Let’s talk about #BodilyAutonomy as a core Democratic party value. A core American value. Is there a better term for it? More catchy? /1
— David M. Perry (@Lollardfish) May 8, 2017
Grumpy at the “let’s stop with identity politics” takes, I offered my thoughts on how we might coalesce different agendas around the principle of bodily autonomy.
As an advocate for disability rights, I’ve been seeking ways to link my core issues to those of other groups—people who prioritize reproductive justice, racial justice, decriminalization of narcotics, queer rights, antipoverty measures, and so much more. Each of us exists at specific intersections of needs and concerns. To win, we must find ways to unite our struggles without erasing our differences. One place they connect: the need to defend bodily autonomy.

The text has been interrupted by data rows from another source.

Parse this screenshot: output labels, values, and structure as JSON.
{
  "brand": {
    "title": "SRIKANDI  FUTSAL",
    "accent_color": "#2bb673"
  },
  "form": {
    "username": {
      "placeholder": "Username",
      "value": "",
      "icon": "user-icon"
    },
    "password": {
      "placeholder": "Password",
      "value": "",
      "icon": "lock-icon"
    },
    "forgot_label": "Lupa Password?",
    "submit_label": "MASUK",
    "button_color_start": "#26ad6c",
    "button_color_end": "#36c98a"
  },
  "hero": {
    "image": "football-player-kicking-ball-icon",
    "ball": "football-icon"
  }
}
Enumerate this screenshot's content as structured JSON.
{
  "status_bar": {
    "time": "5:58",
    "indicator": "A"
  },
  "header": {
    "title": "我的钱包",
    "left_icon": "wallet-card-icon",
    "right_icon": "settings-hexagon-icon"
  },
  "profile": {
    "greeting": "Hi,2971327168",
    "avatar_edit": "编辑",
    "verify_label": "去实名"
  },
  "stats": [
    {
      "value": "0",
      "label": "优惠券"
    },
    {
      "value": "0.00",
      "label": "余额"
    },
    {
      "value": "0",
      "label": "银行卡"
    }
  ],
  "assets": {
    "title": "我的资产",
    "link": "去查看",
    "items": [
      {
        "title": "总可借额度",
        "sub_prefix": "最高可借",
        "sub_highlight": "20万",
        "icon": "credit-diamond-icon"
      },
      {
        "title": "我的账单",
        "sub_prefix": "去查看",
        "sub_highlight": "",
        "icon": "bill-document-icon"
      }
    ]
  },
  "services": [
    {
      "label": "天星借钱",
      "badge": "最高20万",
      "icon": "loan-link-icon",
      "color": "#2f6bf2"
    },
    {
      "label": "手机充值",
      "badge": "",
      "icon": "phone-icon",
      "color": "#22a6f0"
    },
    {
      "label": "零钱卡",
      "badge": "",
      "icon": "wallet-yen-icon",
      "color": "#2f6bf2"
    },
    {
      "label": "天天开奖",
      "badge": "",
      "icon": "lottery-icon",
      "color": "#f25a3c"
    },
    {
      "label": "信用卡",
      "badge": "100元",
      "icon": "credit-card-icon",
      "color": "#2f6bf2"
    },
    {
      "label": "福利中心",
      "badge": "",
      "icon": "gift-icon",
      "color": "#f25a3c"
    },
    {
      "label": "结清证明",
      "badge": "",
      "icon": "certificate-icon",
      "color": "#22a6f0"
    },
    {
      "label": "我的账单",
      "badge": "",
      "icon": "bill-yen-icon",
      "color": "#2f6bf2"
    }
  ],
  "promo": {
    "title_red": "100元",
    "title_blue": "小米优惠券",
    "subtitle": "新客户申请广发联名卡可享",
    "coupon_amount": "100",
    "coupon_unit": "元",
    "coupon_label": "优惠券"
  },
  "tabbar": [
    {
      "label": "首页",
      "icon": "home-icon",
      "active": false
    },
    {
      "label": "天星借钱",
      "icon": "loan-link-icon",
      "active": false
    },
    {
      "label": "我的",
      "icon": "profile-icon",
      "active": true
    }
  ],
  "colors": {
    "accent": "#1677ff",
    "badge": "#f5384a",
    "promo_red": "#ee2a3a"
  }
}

“Bodily autonomy,” as an abstract philosophical principle, dates back at least to the ancient Greek philosophers. Over the centuries, legal scholars and political philosophers have thought hard about the relationship between rights and laws, the individual and the group, and the sovereign state and the autonomous individual. In American activist circles, bodily autonomy is most often invoked around the fight for reproductive rights. But what I haven’t seen is an effort to harness this principle in a way that binds our seemingly separate movements together.